The National Insurance Crime Bureau (NICB) and its law enforcement partners report that a growing number of these cases constitute, in legal terms, financial fraud. Therefore, these stolen vehicles are not counted as auto thefts — which may partially account for the steady decline in auto theft crime statistics over the past two decades.
To increase public awareness and thwart these crimes, over the next few months the NICB said it plans to highlight several of the new schemes criminals are using to steal cars.
One of the newest schemes involves the use of stolen forms of identification. Crooks use stolen IDs to fraudulently lease or obtain loans to purchase new vehicles, according to the NICB. Once the vehicle is driven off an auto dealer's lot, the crook skips out without ever making scheduled payments. Often, the cars are then sold to unsuspecting buyers after the Vehicle Identification Numbers (VINs) have been switched.
In one recent case, the NICB said its Senior Special Agent Mike Kelso, working with police in Brown Deer, Wis., uncovered an ID theft ring in Detroit. The crooks, using stolen IDs, fraudulently leased five vehicles worth more than $300,000, with plans to later sell them.
According to the NICB, two individuals were arrested and convicted on charges of conspiracy to commit mail and wire fraud and aggravated identity theft.
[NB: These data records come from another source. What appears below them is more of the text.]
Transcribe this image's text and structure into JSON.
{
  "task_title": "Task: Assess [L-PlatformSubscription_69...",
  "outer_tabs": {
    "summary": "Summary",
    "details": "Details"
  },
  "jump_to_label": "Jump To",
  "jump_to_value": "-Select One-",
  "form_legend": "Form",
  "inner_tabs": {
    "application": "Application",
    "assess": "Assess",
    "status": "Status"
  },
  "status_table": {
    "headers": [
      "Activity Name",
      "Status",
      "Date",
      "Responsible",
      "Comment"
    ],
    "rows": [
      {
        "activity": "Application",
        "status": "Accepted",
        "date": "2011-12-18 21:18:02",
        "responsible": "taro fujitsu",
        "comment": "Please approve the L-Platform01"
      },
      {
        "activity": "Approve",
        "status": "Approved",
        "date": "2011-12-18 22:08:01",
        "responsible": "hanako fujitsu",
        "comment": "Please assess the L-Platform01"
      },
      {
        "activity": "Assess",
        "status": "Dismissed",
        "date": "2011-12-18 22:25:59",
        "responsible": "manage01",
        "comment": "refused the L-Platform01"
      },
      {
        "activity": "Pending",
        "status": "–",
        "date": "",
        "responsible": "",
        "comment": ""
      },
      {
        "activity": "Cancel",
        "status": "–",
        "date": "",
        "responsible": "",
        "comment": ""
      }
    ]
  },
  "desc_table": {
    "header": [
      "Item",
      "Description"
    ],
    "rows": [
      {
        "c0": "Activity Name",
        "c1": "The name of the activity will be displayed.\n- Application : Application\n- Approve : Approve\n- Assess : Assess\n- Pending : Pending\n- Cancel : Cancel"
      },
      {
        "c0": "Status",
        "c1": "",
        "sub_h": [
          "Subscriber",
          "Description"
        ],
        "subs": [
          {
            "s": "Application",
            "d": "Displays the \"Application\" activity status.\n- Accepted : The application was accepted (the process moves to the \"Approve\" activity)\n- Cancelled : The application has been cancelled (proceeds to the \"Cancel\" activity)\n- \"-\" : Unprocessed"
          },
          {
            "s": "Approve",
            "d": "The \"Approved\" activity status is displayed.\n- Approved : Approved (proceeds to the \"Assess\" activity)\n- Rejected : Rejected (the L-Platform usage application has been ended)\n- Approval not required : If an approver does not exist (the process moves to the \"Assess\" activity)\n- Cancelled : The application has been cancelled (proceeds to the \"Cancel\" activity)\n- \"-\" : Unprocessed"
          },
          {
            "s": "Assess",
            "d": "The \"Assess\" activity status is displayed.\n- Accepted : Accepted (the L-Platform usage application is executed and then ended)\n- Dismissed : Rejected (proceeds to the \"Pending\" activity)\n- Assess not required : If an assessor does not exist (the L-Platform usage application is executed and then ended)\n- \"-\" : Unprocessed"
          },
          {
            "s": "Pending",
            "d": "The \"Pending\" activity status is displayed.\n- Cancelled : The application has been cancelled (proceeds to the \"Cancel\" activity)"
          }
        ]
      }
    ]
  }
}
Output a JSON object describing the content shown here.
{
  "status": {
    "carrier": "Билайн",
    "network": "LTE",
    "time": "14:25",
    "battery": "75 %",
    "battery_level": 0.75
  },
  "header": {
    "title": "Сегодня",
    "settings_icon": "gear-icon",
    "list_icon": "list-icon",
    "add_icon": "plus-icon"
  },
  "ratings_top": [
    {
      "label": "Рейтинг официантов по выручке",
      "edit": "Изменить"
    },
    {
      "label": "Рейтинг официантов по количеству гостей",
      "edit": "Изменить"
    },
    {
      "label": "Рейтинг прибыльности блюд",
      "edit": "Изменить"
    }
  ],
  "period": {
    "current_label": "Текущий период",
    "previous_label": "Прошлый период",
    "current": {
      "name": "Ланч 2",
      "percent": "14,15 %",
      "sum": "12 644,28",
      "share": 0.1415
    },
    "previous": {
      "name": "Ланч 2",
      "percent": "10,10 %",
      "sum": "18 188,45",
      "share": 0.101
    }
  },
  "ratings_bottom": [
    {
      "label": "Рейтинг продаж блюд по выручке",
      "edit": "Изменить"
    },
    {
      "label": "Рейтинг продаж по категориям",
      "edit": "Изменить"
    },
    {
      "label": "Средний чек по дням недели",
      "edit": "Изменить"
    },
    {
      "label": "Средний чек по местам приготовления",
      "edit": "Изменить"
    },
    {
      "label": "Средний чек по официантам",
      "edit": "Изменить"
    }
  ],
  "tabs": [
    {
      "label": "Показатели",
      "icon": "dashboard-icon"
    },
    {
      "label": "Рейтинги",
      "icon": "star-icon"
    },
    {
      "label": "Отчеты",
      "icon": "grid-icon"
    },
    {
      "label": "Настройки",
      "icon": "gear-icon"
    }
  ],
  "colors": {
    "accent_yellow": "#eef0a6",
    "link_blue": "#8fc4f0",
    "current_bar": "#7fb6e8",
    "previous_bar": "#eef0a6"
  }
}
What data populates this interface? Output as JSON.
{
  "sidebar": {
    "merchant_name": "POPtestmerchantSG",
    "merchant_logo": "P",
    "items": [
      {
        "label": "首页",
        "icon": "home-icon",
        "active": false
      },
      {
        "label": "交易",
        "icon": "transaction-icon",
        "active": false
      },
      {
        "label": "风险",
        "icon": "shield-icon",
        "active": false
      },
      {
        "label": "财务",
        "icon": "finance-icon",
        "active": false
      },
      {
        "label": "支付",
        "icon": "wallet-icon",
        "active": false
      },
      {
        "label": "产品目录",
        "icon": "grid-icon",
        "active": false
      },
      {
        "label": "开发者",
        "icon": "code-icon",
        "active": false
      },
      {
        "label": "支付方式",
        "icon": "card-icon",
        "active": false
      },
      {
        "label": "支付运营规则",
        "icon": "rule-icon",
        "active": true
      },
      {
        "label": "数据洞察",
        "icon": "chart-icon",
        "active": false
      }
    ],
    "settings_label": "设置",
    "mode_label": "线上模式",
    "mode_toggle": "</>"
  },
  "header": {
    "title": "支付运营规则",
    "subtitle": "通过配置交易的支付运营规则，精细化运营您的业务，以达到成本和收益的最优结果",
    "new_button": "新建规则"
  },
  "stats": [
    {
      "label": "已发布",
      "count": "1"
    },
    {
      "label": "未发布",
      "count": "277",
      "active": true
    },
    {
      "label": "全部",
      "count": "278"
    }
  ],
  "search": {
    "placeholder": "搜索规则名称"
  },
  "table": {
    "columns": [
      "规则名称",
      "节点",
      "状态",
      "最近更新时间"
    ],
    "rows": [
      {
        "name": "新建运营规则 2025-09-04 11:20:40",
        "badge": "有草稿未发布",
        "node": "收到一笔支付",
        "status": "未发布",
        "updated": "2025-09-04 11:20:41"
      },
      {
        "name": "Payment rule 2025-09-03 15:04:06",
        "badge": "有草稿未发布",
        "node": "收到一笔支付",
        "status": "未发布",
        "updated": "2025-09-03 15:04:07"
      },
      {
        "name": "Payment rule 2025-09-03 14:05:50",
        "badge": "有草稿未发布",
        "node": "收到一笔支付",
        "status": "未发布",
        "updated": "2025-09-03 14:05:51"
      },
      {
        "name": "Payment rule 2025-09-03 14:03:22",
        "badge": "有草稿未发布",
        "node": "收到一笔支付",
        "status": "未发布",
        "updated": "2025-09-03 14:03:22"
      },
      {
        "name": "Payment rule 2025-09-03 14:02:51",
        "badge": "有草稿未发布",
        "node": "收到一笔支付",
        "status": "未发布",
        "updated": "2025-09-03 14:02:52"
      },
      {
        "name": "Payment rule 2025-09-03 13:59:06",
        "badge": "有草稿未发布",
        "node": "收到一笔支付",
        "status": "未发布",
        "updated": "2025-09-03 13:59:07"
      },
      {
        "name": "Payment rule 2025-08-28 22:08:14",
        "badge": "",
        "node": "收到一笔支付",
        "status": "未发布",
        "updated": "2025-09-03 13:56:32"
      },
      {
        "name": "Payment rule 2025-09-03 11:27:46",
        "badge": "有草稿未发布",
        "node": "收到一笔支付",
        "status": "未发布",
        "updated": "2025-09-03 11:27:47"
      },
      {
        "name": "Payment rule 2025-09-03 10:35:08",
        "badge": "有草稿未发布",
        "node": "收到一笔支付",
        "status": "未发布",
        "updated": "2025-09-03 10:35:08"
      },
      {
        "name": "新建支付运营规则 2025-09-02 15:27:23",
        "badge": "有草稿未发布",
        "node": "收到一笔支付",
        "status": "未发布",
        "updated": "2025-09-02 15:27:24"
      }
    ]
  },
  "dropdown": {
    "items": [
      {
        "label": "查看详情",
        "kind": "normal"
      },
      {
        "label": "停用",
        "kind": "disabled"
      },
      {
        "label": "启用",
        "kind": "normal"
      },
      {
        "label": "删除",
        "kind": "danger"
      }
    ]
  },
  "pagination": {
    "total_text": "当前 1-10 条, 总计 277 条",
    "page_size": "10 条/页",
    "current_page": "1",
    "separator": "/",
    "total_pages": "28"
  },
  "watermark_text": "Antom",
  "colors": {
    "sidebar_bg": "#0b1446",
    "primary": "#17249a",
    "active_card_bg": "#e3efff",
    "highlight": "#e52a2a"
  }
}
They were 54-year-old Verita Hines-Flagg of Belleville, Mich., sentenced to five years in prison; and 29-year-old Benjamin Hines of Detroit, sentenced to 18 months in prison and three years of supervised release.
During the investigation, the NICB said that police also recovered five fake Michigan driver's licenses, the personal identifying information of several identity theft victims, and over $20,000 worth of fraudulently purchased merchandise.
While investigators report a noticeable increase in this type of auto theft, there is currently no central database that quantifies these crimes, according to the NICB.